Otherwise, this issue will not be solved by hosting fast-breaking (iftar) dinners, with food aid packages and favors.
On the other hand, this report has problems also. Since there was no clear description of what exactly the commission was supposed to do and which segments of the society to research, even the report’s definition of “seasonal agriculture worker” was missing.
The report did not include workers in animal husbandry, fishing, beekeeping and forestry; it was limited to agriculture workers in the process of plant production. It did not make any differentiation among them either. In fact, local agriculture workers and seasonal mobile agriculture workers have different transportation, working and living conditions.
A report cannot be produced without studying which region, which months, which products and under which conditions as well as at which level of payment these workers work. If this is not done, the report will not be useful.
The agricultural workers who only come to light with traffic accidents live less than most of us, even if there were no accidents, due to their working and living conditions. Their babies and children die more. They fall sick more, they are more undernourished, they are less educated and they suffer from poverty more.
The parliament, obviously, did not want to understand the problems of agriculture workers, the ones for whom we have not set standards of occupational health and security, the ones whose numbers we do not even know, the ones we have not registered nor granted social security nor the ones whose risks we do not know.
This issue becomes a sentimental situation only when number of casualties is high.
A couple of days before Manisa, it was in Yozgat, Tokat and other provinces where agriculture workers died in smaller numbers in traffic accidents or by falling into irrigation channels or being stuck by lightning. Those did not interest anybody.
The issue is that the dire straits the agricultural sector is in can only be continued through labor exploitation.
The issue is that the agricultural production process is not able to be dealt with through a rights-based approach.
The issue is that of a political climate that does not allow any means of organizing for workers and claiming their rights.
The issue is that the concept of “social and lawful state” included in the constitution is never to be found in real life.
The issue is that there is no democracy in agriculture.
The workers that were remembered with the accident that happened at the beginning of the week will be remembered again only with another mass casualty.
These deaths will not come to an end unless the workers are given social security by law, unless standards are set, until there are public and private controls, unless workers are organized focused on their rights, unless public authorities use their power on the side of good, justice and equality and unless concrete solutions are adopted.
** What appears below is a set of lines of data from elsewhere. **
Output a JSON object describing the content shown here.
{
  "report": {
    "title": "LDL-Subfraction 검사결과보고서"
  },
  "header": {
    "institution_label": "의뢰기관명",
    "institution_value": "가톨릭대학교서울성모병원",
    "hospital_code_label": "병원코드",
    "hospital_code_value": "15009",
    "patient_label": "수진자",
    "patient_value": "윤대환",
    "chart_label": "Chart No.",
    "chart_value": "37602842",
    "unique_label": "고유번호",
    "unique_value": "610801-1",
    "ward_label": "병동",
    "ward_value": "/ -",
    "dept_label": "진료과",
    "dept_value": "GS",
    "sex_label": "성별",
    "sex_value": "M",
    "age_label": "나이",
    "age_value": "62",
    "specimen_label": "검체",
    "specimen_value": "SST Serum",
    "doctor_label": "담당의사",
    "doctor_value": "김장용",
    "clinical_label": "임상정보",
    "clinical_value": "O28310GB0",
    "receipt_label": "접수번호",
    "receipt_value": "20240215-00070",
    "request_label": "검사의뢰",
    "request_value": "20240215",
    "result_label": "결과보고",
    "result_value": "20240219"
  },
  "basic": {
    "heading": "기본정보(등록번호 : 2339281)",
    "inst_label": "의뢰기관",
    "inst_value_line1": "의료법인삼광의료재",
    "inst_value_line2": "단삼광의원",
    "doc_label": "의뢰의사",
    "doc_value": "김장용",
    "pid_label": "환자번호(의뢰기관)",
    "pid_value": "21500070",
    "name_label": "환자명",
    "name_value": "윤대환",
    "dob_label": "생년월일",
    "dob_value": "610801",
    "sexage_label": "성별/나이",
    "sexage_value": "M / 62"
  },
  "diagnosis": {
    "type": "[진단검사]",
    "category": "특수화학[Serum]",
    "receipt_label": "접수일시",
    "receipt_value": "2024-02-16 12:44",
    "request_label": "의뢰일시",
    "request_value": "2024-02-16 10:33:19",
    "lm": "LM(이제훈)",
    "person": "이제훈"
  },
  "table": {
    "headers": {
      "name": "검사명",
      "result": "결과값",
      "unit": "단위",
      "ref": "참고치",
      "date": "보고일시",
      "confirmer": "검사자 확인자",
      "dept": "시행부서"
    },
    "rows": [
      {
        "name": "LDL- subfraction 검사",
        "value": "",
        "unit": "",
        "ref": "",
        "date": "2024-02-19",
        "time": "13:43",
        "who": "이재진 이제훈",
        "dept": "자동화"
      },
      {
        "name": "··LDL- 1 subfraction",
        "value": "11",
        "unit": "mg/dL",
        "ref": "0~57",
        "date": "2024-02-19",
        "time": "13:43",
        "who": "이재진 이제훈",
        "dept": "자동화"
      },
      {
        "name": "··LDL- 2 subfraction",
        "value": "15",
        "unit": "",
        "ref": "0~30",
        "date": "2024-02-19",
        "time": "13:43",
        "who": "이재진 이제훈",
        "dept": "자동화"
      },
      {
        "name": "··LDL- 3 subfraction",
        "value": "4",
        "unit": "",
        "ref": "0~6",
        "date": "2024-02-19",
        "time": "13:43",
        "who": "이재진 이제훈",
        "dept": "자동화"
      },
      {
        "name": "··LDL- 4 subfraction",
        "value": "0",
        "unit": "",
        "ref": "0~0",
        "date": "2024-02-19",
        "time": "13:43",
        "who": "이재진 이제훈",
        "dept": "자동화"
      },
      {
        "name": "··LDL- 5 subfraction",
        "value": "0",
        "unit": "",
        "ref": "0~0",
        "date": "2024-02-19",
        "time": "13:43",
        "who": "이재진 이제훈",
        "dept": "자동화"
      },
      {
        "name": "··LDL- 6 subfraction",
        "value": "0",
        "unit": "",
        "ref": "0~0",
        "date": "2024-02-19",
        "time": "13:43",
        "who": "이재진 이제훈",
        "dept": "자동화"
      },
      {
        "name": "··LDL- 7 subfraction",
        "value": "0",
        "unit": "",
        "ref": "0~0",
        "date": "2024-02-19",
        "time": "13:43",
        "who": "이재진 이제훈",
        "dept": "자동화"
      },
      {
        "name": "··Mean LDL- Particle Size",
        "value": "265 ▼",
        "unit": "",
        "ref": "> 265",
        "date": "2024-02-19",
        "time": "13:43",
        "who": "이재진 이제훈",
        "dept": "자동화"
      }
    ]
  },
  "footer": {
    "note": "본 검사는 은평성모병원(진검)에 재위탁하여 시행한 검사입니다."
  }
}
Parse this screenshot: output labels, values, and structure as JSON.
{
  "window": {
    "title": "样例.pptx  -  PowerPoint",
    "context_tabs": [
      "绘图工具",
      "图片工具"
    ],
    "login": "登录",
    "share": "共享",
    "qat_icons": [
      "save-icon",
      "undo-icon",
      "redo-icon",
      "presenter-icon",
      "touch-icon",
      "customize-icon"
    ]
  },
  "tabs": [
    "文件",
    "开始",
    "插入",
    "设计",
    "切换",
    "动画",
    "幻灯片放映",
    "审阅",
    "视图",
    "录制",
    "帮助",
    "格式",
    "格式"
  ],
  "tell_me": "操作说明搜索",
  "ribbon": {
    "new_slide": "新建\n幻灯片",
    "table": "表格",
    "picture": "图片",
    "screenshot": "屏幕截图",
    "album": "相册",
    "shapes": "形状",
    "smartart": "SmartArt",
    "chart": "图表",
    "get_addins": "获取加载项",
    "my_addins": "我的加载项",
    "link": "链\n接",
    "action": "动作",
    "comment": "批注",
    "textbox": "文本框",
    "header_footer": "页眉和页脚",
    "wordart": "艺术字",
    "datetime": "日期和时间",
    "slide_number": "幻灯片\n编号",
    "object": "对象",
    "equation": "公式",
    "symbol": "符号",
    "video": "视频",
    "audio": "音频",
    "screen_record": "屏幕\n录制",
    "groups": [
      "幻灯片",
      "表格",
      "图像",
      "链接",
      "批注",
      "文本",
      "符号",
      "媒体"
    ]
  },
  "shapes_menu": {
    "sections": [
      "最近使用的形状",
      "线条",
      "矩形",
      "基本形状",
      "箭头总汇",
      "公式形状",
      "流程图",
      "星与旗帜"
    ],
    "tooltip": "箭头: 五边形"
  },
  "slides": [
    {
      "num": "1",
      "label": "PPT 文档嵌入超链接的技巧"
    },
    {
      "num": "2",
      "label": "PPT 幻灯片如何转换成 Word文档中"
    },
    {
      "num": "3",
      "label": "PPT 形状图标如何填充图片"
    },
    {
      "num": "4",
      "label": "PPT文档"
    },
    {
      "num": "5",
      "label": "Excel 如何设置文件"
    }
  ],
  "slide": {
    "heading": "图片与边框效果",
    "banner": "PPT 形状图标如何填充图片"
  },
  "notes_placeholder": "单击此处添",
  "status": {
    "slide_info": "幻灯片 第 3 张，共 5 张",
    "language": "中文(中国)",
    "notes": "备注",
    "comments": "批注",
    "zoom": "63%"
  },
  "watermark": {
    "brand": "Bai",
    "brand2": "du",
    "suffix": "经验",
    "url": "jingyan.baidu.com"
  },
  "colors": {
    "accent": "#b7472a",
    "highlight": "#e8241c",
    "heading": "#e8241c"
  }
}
When our pain is gone, the seasonal agriculture workers will again be forgotten until the next mass casualty.